And on Wednesday night – if you have Sky Television – or Sky Arts – you’ll be privileged enough to witness a film which began as a documentary about his highness – but soon became a story about Berlin, and the Hansa studios which he and Iggy Pop made famous.
[featured imaged: David Bowie, Tony Visconti, Eduard Meyer 1976]
HANSA STUDIOS: BY THE WALL 1976-90 is the first music documentary from Derek Jarman’s mentee, Mike Christie. Carefully curating a story about the wasted in the wastelands of West Berlin, Bowie and Iggy were in recovery from the highlife when they found exodus in Kreuzberg’s Köthener Straße, around Potsdamer Platz. Hansa Tonstudio was known as The Hall in the Wall – being a builders ballroom, in a former mason’s union building – 200m from the divider between capitalism and communism. Founded originally in 1964 on Nestor Strasse by the songwriting Meisel brothers, who still own it now, Hansa moved to its current location in 1972.
Producer Flood and Gareth Jones are stars amid a stellar cast of interviewees from Mute’s Daniel Miller to U2, Gudrun Gut, Barry Adamson, Tangerine Dream, and Bowie’s lover spilling the beans on his drugs detox, Romie Haag.
Opens with Alexander Hacke, who joined Einstürzende Neubauten at 15, to break the concept of music, recording found sounds, and those around them, such as razors cutting speed on toilets – and road hammer machines in the studio – as wild as celluloid gets in digital daze.
NB. A similar version to this story features in the January ‘Best of British’ edition of DJ Mag, where Kirsty Allison edits the arts’ Off The Floor pages.

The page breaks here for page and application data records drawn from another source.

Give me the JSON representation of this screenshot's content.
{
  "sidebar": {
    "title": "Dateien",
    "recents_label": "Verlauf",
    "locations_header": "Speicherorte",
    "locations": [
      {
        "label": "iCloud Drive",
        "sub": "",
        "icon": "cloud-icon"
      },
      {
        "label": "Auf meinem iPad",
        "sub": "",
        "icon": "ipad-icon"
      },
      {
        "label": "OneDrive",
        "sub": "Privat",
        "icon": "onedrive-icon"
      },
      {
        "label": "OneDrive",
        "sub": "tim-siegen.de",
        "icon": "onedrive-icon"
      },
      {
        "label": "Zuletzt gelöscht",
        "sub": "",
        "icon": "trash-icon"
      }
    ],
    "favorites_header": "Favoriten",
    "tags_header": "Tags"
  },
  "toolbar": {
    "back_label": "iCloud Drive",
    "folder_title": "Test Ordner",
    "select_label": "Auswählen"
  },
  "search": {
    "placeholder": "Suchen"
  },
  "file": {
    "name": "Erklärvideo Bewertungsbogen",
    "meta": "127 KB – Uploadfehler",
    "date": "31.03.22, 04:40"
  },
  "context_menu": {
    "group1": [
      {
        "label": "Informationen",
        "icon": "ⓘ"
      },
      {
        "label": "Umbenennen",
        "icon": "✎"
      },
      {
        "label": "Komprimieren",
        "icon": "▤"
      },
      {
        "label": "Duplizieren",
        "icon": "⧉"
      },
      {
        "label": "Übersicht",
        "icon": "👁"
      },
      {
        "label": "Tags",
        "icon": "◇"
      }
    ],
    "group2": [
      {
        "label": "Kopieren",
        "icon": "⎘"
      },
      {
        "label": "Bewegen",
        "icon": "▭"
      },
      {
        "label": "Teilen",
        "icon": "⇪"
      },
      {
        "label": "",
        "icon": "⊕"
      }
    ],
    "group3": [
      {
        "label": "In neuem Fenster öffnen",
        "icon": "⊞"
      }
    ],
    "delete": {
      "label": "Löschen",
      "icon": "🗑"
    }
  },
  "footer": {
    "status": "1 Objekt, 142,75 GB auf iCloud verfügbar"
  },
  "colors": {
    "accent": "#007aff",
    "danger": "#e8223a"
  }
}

There’s also an interview with Matthew Collin on his new book: Rave On, and the launch of Craig Richards book of illustrations.